◆ **TASK OBJECTIVE**: Check each line of the listing for the string "this". Copy those where it appears.
^^^^^^^^^^^^^^^^
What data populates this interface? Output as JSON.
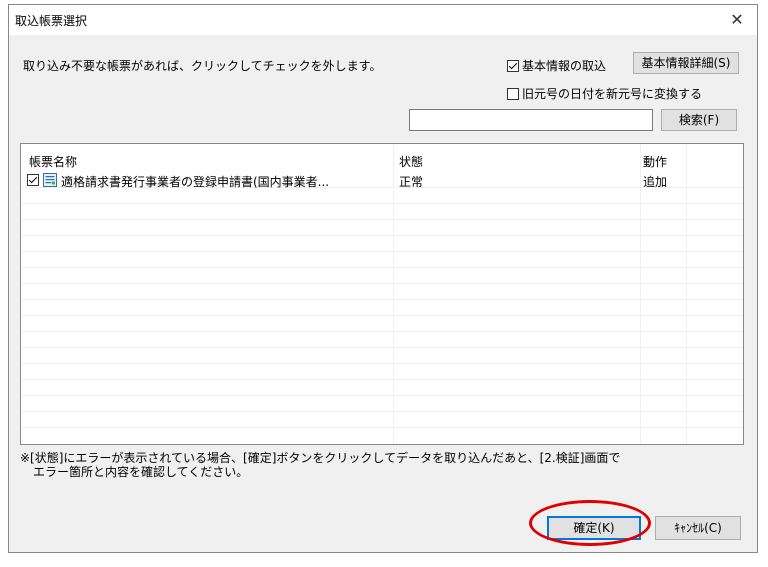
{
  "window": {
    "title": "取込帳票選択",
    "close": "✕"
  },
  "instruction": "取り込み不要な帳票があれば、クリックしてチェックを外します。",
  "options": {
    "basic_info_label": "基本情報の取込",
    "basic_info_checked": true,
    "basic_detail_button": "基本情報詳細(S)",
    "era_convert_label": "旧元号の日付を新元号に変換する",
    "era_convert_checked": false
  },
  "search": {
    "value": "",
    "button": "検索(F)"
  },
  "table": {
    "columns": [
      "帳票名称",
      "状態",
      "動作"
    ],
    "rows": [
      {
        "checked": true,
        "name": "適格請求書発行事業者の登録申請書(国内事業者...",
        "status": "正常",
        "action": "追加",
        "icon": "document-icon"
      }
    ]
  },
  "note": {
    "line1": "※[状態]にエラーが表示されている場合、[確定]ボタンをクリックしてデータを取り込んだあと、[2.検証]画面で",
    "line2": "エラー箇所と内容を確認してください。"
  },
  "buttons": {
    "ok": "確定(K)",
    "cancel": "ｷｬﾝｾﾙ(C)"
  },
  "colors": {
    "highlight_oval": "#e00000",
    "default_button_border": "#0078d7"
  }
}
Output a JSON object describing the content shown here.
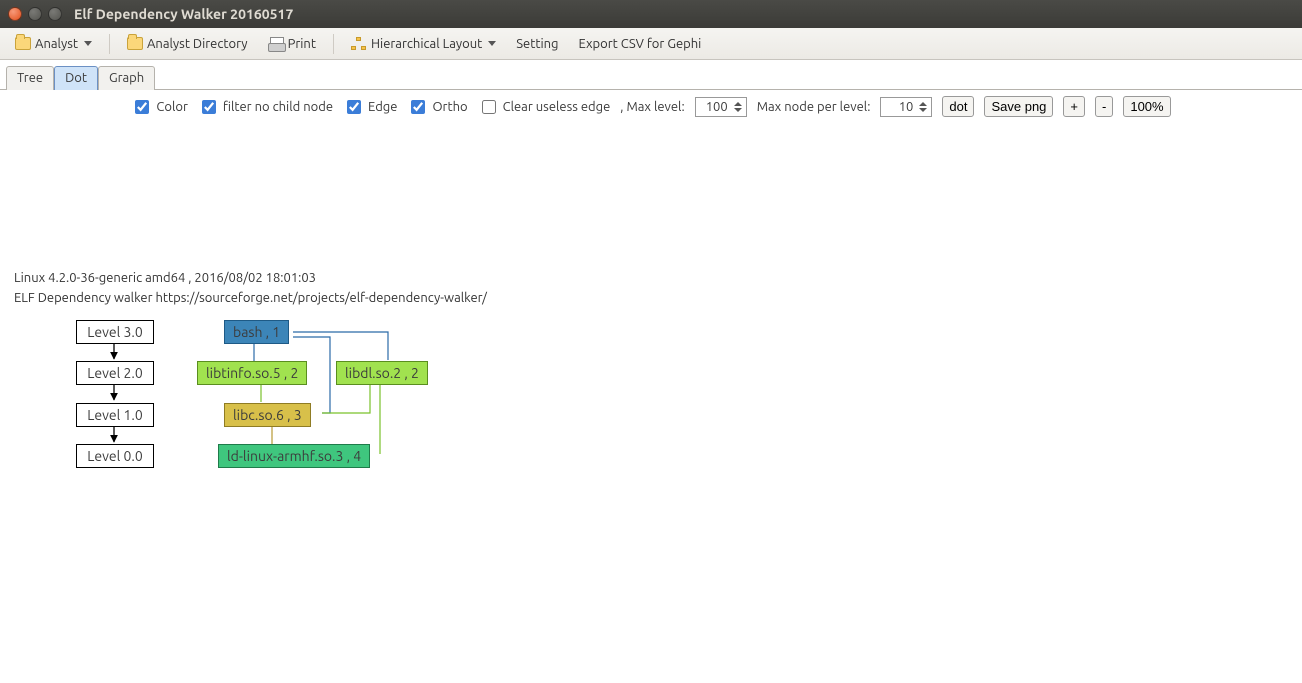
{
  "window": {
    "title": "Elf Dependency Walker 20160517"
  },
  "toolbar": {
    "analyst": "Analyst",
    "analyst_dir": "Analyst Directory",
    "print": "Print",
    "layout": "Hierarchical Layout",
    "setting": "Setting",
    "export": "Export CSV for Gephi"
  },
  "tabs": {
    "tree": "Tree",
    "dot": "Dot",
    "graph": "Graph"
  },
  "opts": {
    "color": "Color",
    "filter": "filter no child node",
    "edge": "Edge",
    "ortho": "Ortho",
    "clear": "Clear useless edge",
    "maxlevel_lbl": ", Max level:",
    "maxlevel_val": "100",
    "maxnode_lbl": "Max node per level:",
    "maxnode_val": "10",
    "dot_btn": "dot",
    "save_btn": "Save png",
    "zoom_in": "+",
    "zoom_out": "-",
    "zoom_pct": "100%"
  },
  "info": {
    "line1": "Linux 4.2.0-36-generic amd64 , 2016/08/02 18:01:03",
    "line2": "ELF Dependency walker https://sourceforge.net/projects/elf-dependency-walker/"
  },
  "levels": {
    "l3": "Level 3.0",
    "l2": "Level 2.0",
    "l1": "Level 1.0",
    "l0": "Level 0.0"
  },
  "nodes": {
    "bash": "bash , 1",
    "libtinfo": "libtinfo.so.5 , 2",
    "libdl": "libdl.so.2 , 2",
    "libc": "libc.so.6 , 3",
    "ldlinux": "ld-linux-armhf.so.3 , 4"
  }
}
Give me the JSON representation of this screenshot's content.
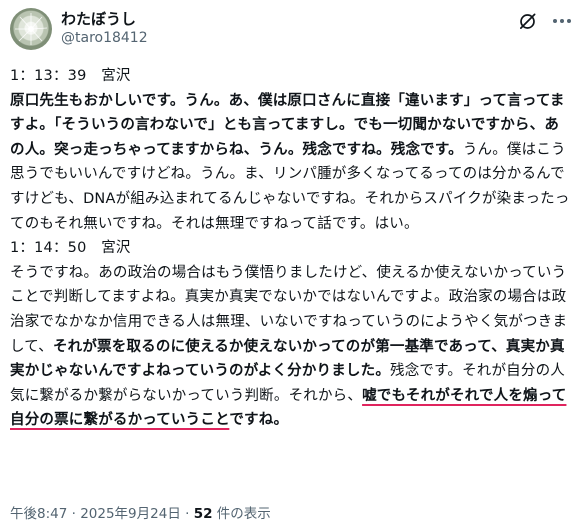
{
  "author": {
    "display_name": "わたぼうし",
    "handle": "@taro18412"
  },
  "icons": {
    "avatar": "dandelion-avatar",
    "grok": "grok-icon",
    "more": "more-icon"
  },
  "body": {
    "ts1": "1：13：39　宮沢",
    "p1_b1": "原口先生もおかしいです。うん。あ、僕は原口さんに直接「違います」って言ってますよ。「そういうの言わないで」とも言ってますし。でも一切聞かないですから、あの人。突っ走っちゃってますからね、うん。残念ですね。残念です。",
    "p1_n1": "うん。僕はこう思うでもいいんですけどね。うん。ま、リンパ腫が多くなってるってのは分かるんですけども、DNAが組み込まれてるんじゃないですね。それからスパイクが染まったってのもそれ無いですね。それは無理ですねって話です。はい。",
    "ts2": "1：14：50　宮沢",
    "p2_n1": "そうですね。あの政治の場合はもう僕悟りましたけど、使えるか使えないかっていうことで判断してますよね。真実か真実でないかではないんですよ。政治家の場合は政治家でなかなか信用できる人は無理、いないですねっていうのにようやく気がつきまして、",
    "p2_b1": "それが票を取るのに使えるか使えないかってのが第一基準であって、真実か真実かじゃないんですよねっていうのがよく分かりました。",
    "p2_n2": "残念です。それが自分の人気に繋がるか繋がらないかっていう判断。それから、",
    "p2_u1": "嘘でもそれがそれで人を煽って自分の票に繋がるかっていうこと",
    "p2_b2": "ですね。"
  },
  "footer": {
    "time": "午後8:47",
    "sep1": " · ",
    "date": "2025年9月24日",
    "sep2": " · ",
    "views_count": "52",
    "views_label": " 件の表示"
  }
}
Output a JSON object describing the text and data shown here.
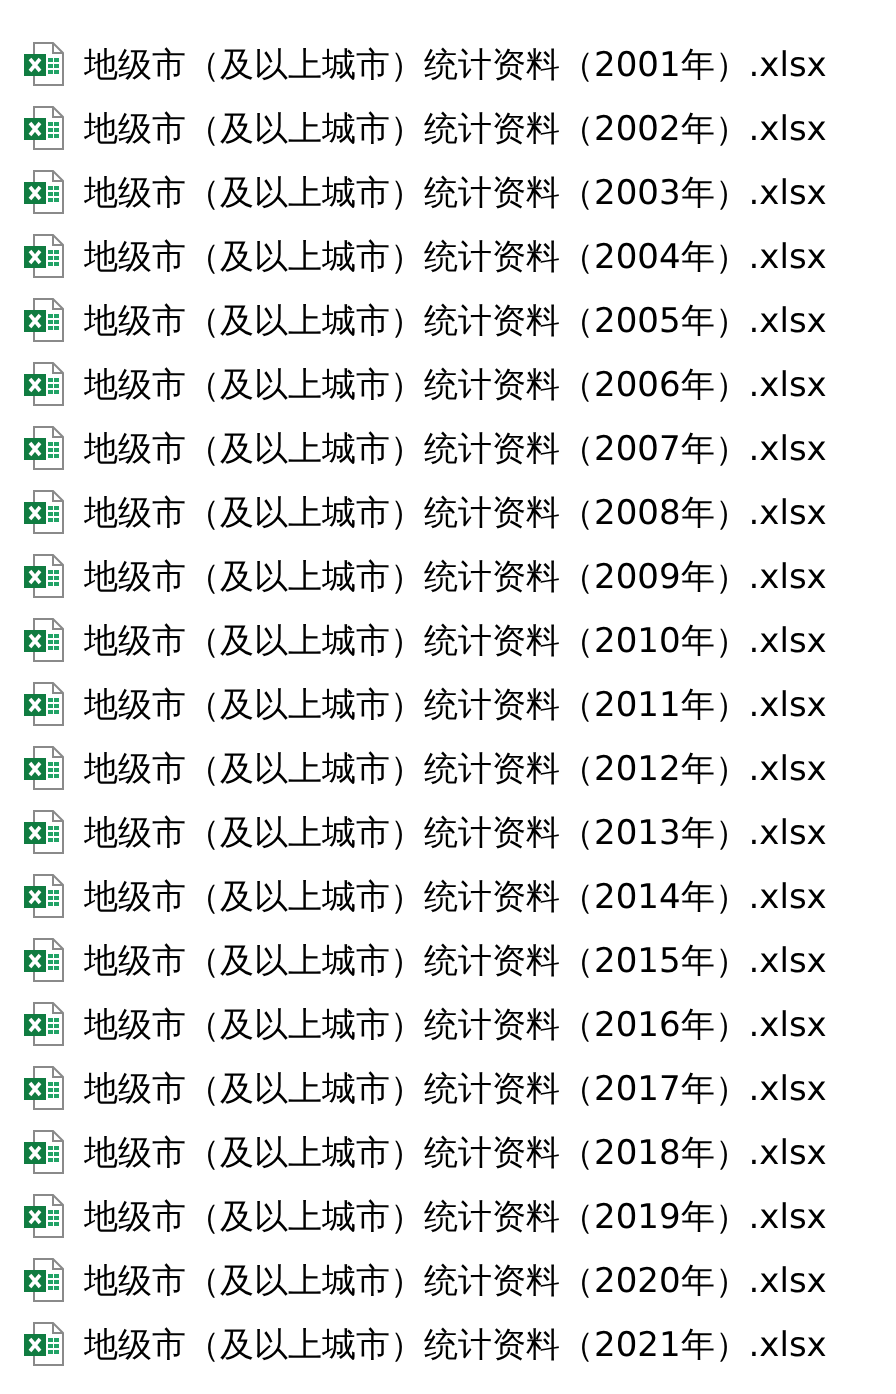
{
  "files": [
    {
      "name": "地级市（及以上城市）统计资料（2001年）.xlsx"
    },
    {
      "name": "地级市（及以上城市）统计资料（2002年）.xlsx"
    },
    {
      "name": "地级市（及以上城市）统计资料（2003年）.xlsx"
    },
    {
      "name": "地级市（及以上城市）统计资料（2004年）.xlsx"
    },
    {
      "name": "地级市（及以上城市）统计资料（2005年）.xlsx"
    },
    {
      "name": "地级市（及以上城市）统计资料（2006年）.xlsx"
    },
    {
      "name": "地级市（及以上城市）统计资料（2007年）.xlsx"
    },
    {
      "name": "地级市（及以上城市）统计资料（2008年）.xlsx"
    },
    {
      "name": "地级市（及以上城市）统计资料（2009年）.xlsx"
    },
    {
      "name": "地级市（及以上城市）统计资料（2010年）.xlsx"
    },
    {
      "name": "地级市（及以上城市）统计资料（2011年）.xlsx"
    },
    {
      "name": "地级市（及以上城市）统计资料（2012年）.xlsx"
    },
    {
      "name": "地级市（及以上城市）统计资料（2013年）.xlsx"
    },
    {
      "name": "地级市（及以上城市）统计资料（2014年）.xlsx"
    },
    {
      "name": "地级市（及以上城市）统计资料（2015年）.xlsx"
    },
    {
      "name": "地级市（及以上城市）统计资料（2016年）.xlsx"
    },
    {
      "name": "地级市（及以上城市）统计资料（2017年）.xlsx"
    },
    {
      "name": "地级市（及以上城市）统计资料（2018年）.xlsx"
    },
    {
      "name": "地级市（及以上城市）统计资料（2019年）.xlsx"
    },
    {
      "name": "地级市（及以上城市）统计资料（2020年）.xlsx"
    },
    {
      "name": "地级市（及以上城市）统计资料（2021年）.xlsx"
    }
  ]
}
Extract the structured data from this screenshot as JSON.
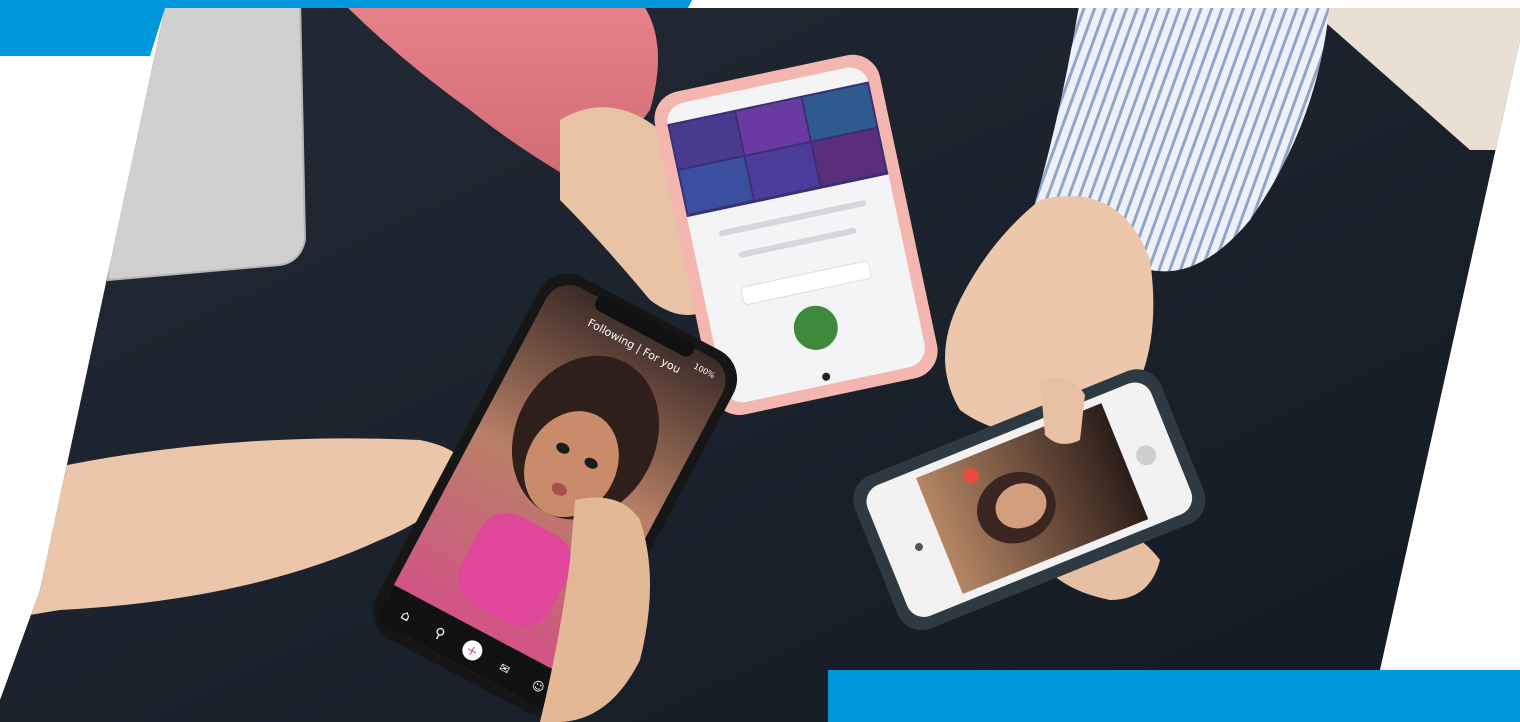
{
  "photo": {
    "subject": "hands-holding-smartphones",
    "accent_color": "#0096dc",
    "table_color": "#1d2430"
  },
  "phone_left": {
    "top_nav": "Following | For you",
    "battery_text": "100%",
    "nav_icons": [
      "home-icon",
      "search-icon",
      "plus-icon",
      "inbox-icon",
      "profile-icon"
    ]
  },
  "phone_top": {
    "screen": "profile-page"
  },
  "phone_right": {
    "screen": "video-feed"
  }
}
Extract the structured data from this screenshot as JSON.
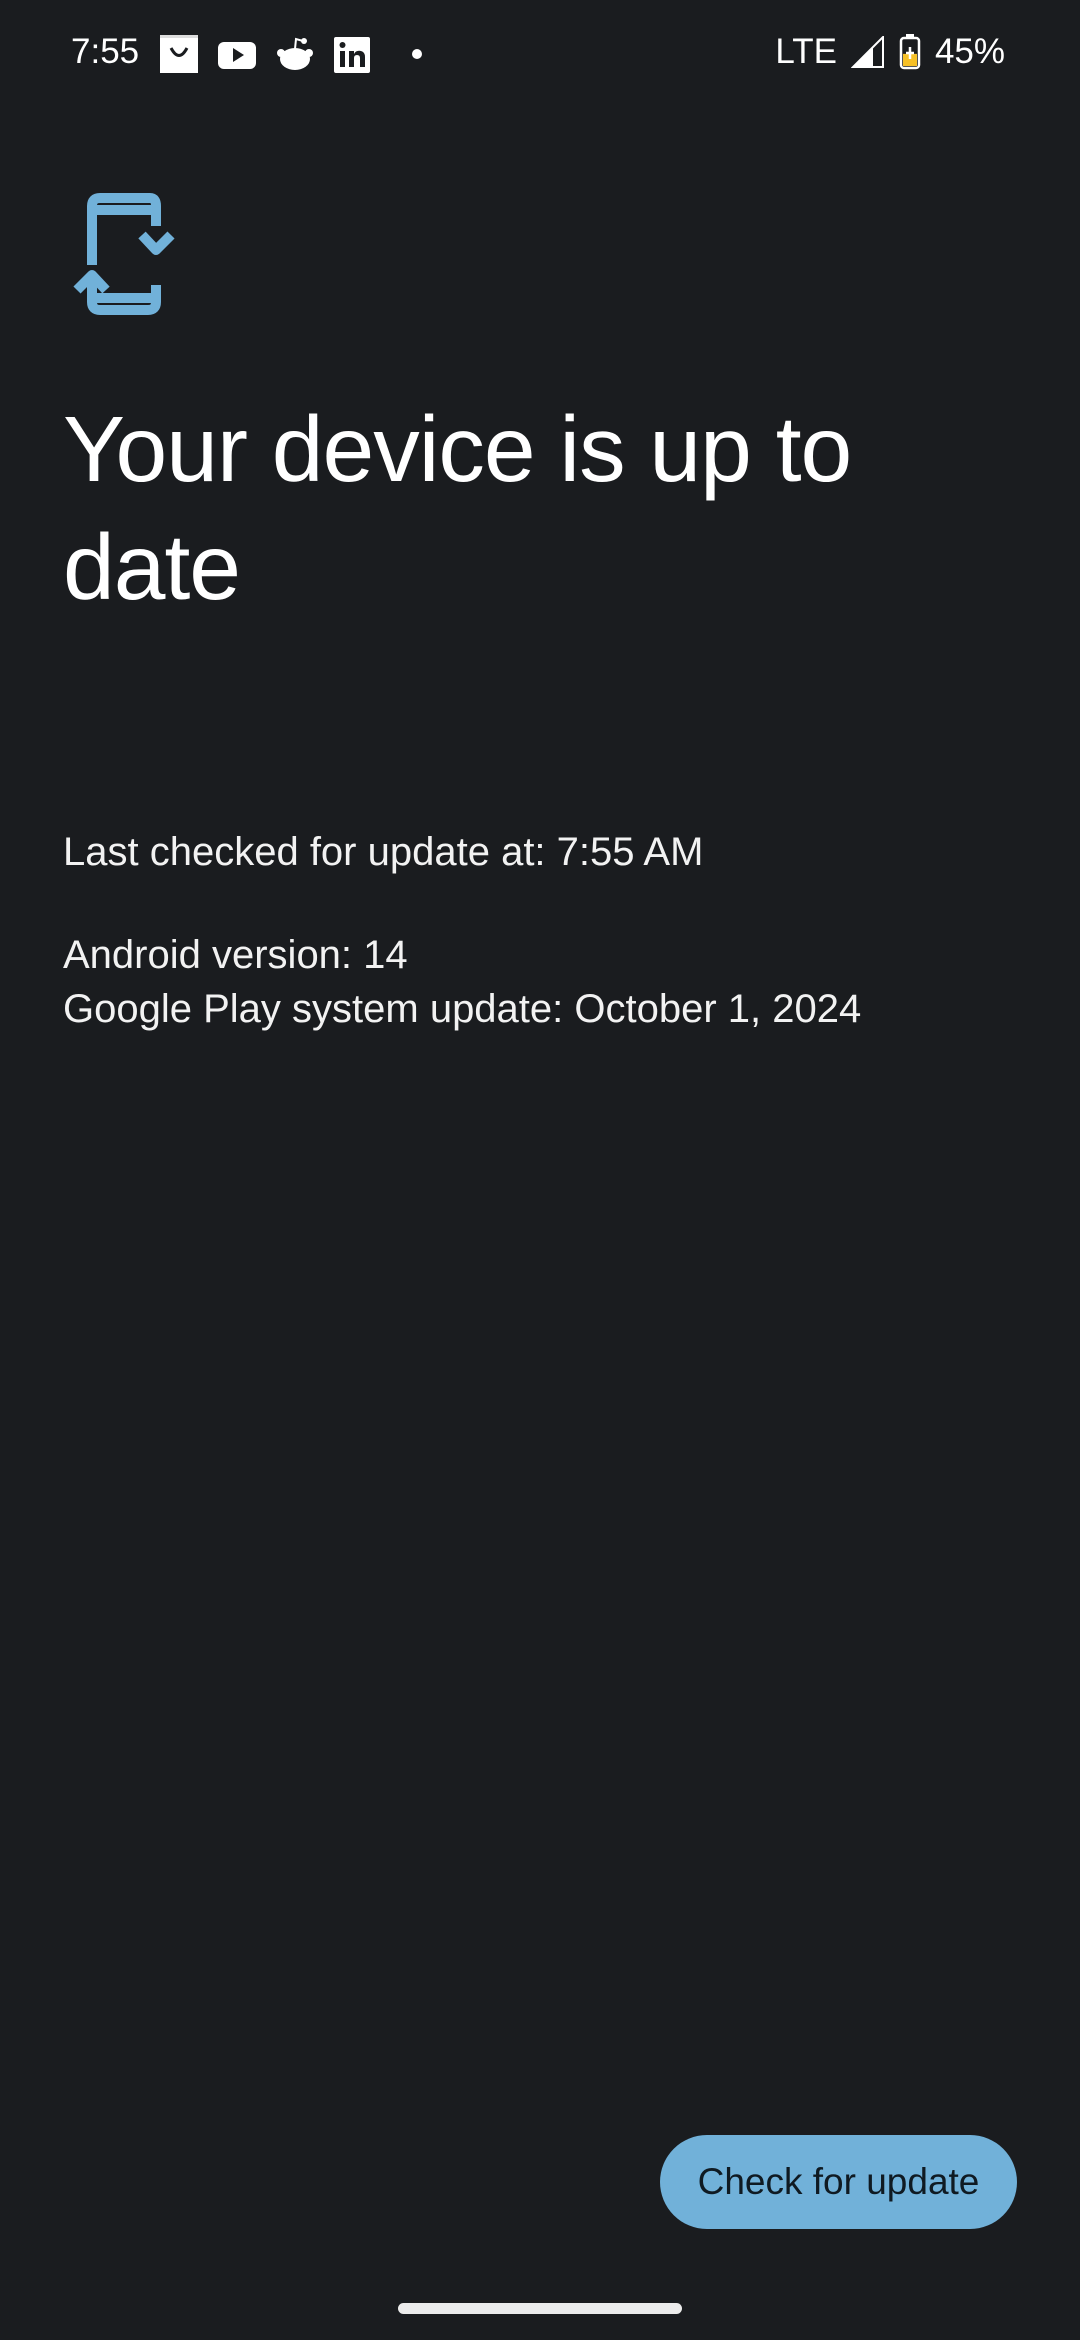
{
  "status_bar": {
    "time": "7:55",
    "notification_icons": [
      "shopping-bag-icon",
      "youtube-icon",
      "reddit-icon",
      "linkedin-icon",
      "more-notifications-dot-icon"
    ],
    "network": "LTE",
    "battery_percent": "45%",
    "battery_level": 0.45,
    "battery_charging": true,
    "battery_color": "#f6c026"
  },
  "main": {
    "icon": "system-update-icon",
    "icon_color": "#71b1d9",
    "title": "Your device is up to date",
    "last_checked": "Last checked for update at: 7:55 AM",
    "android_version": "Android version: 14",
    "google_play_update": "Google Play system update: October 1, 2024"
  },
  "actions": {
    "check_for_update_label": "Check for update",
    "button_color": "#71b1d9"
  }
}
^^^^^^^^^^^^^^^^
◆ **YOUR RESPONSE**:
What data populates this interface? Output as JSON.
Give me the JSON representation of this screenshot's content.
Extract the structured data from this screenshot as JSON.
Extract the structured data from this screenshot as JSON.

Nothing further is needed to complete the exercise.